Exercise directions: Please print out the entries below unchanged and skip the images.

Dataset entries
=== Begin Enclosure ===
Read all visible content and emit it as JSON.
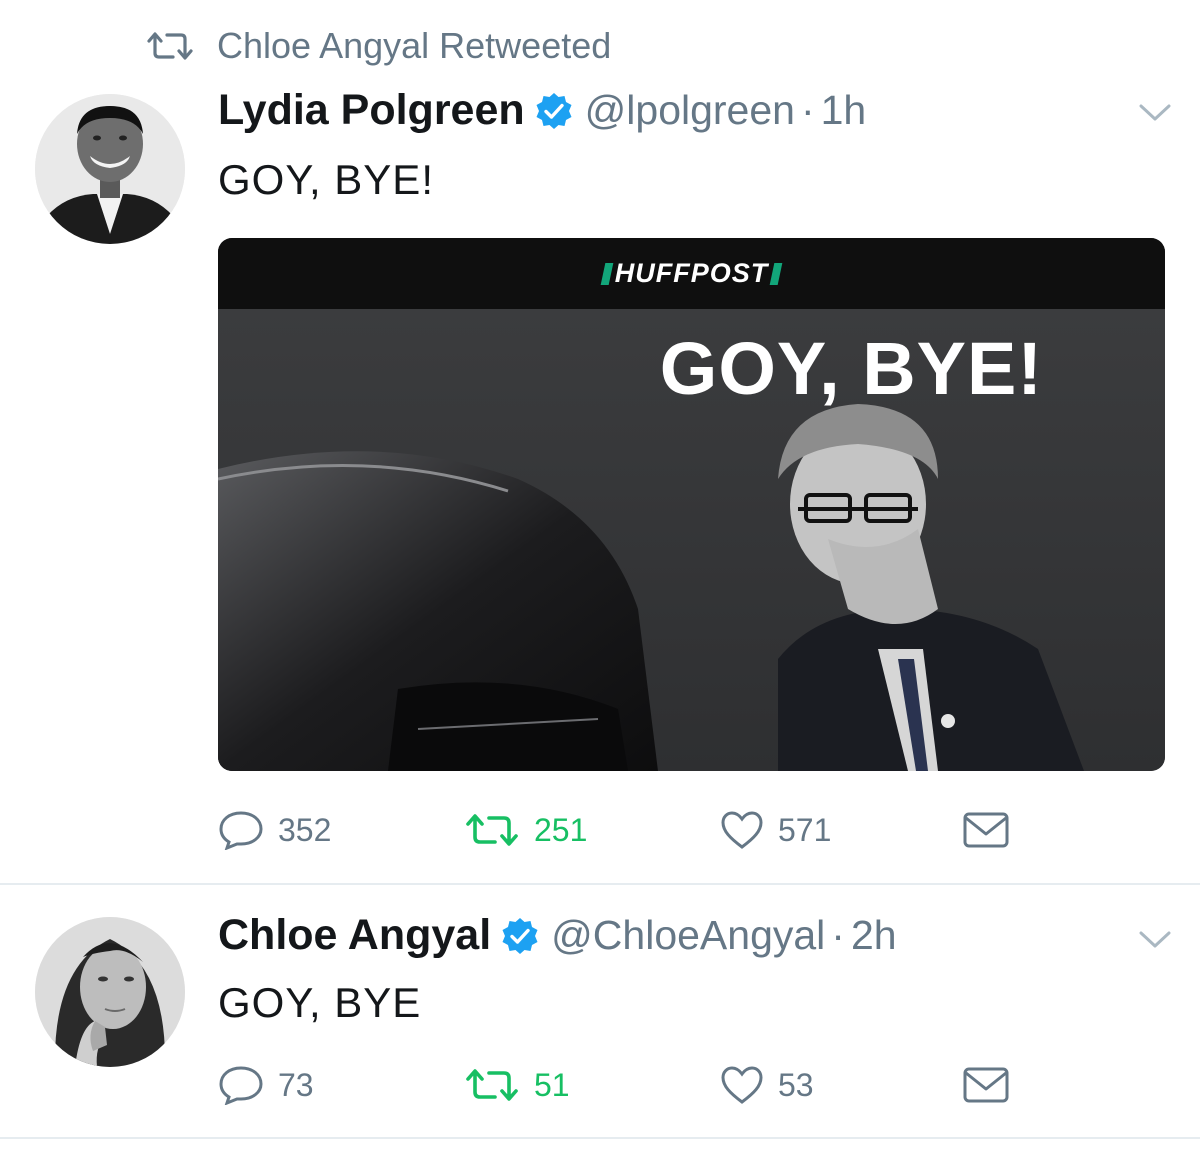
{
  "retweet_context": {
    "text": "Chloe Angyal Retweeted",
    "icon": "retweet-icon"
  },
  "tweets": [
    {
      "author_name": "Lydia Polgreen",
      "handle": "@lpolgreen",
      "separator": "·",
      "time": "1h",
      "verified": true,
      "text": "GOY, BYE!",
      "media": {
        "brand": "HUFFPOST",
        "headline": "GOY, BYE!"
      },
      "replies": "352",
      "retweets": "251",
      "likes": "571"
    },
    {
      "author_name": "Chloe Angyal",
      "handle": "@ChloeAngyal",
      "separator": "·",
      "time": "2h",
      "verified": true,
      "text": "GOY, BYE",
      "replies": "73",
      "retweets": "51",
      "likes": "53"
    }
  ],
  "colors": {
    "verified_blue": "#1da1f2",
    "retweet_green": "#17bf63",
    "muted_gray": "#657786",
    "text": "#14171a",
    "divider": "#e6ecf0"
  }
}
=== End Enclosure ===
Solved problem:
Read all visible content and emit it as JSON.
{
  "retweet_context": {
    "text": "Chloe Angyal Retweeted",
    "icon": "retweet-icon"
  },
  "tweets": [
    {
      "author_name": "Lydia Polgreen",
      "handle": "@lpolgreen",
      "separator": "·",
      "time": "1h",
      "verified": true,
      "text": "GOY, BYE!",
      "media": {
        "brand": "HUFFPOST",
        "headline": "GOY, BYE!"
      },
      "replies": "352",
      "retweets": "251",
      "likes": "571"
    },
    {
      "author_name": "Chloe Angyal",
      "handle": "@ChloeAngyal",
      "separator": "·",
      "time": "2h",
      "verified": true,
      "text": "GOY, BYE",
      "replies": "73",
      "retweets": "51",
      "likes": "53"
    }
  ],
  "colors": {
    "verified_blue": "#1da1f2",
    "retweet_green": "#17bf63",
    "muted_gray": "#657786",
    "text": "#14171a",
    "divider": "#e6ecf0"
  }
}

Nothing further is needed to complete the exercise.